Olson has been on the ground covering developments in Ferguson for many days, and has captured some of the most powerful images of the protests. Here are a few of the pictures from Ferguson Olson was able to snap before being arrested.
Twitter user Jon Swaine was able to capture a picture of Olson's arrest:
“Getty Images staff photographer Scott Olson was arrested this afternoon in Ferguson, Missouri, while on assignment documenting the events there,” Pancho Bernasconi, vice president for news at Getty Images, said. “We at Getty Images stand firmly behind our colleague Scott Olson and the right to report from Ferguson. Getty Images is working to secure his release as soon as possible.
“We strongly object to his arrest and are committed to ensuring he is able to resume his important work of capturing some of the most iconic images of this news story.”
After last week’s arrest of Washington Post reporter Wesley Lowery drew a harsh response from many Americans, including President Obama, local authorities acknowledged the media should be allowed to cover the protests and signed a court order agreeing to guarantee media access.
Twitter user Trevor Timm posted this image of the agreement signed by local authorities:
Other journalists have also been arrested on the scene in Ferguson, including Sports Illustrated’s Robert Klemko who posted this as he was being arrested by Captain Johnson himself.

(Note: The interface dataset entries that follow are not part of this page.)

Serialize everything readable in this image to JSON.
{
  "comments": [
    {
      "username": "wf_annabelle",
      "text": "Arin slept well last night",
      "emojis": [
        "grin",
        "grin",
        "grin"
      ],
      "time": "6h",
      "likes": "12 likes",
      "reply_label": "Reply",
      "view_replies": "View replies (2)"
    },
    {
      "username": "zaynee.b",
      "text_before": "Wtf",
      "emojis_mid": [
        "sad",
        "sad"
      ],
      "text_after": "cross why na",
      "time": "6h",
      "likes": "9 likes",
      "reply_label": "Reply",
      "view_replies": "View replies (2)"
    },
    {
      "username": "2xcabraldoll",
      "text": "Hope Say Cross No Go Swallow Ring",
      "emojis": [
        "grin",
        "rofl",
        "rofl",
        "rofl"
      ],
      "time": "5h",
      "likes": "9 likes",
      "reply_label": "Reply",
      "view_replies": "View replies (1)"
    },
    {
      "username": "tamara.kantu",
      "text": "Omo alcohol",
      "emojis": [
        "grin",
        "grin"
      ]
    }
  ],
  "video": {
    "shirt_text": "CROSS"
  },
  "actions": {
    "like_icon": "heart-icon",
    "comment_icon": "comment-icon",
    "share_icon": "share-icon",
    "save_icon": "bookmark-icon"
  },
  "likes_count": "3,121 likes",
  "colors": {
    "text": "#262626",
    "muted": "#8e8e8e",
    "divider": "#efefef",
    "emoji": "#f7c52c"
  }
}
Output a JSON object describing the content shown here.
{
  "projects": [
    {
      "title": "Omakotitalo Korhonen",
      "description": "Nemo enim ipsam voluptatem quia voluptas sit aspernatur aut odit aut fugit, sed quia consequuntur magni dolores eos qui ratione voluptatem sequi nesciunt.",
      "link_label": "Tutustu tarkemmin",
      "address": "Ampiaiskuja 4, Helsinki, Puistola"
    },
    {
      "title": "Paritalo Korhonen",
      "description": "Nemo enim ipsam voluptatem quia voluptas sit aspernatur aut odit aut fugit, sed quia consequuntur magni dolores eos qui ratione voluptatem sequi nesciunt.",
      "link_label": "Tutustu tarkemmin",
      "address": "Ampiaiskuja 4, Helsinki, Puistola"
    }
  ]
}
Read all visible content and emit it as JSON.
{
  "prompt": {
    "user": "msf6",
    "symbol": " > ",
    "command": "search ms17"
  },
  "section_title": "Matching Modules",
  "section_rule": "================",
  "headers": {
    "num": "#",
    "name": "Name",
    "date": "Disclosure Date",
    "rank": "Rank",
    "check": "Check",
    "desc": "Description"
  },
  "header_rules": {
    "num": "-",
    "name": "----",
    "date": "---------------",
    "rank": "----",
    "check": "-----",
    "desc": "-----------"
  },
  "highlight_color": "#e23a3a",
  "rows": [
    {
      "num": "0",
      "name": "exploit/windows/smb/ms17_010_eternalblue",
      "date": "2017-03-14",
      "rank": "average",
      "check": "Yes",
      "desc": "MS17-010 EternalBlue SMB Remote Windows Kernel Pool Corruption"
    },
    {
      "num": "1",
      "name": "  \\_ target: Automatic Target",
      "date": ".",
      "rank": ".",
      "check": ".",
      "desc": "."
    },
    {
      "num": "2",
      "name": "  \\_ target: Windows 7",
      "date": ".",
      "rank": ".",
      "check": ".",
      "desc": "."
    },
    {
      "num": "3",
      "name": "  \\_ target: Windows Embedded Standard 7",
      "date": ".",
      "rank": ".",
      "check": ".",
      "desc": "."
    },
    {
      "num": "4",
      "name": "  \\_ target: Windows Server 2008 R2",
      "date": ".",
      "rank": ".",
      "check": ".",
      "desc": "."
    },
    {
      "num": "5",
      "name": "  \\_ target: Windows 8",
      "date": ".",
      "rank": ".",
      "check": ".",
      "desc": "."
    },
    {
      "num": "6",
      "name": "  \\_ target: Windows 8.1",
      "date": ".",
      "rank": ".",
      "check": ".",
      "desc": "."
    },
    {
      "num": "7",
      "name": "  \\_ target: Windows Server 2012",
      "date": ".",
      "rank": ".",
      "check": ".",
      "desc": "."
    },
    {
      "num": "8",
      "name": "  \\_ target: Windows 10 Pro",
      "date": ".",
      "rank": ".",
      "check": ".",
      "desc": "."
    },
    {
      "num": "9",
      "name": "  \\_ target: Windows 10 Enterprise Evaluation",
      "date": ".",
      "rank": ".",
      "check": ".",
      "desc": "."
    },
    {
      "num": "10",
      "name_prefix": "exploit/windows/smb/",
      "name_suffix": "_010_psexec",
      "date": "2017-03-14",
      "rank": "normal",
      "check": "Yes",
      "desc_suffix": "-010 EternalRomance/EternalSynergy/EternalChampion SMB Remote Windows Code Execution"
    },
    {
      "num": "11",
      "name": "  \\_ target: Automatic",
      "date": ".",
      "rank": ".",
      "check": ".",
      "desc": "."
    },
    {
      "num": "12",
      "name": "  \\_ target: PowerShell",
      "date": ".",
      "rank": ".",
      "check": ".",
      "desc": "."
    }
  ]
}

Captain Johnson arrested us for 2 minutes. We pleaded that we had followed every instruction. He let us go.— Robert Klemko (@RobertKlemko) August 18, 2014
And here’s an incredible Vine from the Financial Times’ Neil Munshi as the police descended Monday night on the press pen to clear the area.
As tensions continue to ratchet up in the Missouri summer heat, the ability for everyday Americans to monitor the situation has been compromised. In fact, the situation has deteriorated so far in Ferguson, it has drawn the attention of human rights watchdog Amnesty International.
Here is a shocking image from Twitter user Steve Giegerich reportedly of two Amnesty International monitors working to protect human rights on a street right here in America.
Monitors like these are usually reserved for protecting people in developing nations, not a suburb of St. Louis. Things appear to be going from bad to worse in Ferguson by the moment. The ACLU reminds us that taking pictures of police or other government officials carrying out their duties in public places, whether you're a member of the media or not, is a protected constitutional right.
Good cop: How one officer changed everything in Ferguson
#IfTheyGunnedMeDown campaign confronts media bias in response to Mike Brown shooting
National moment of silence observed to protest police brutality
And you'll see personalized content just for you whenever you click the My Feed .
SheKnows is making some changes!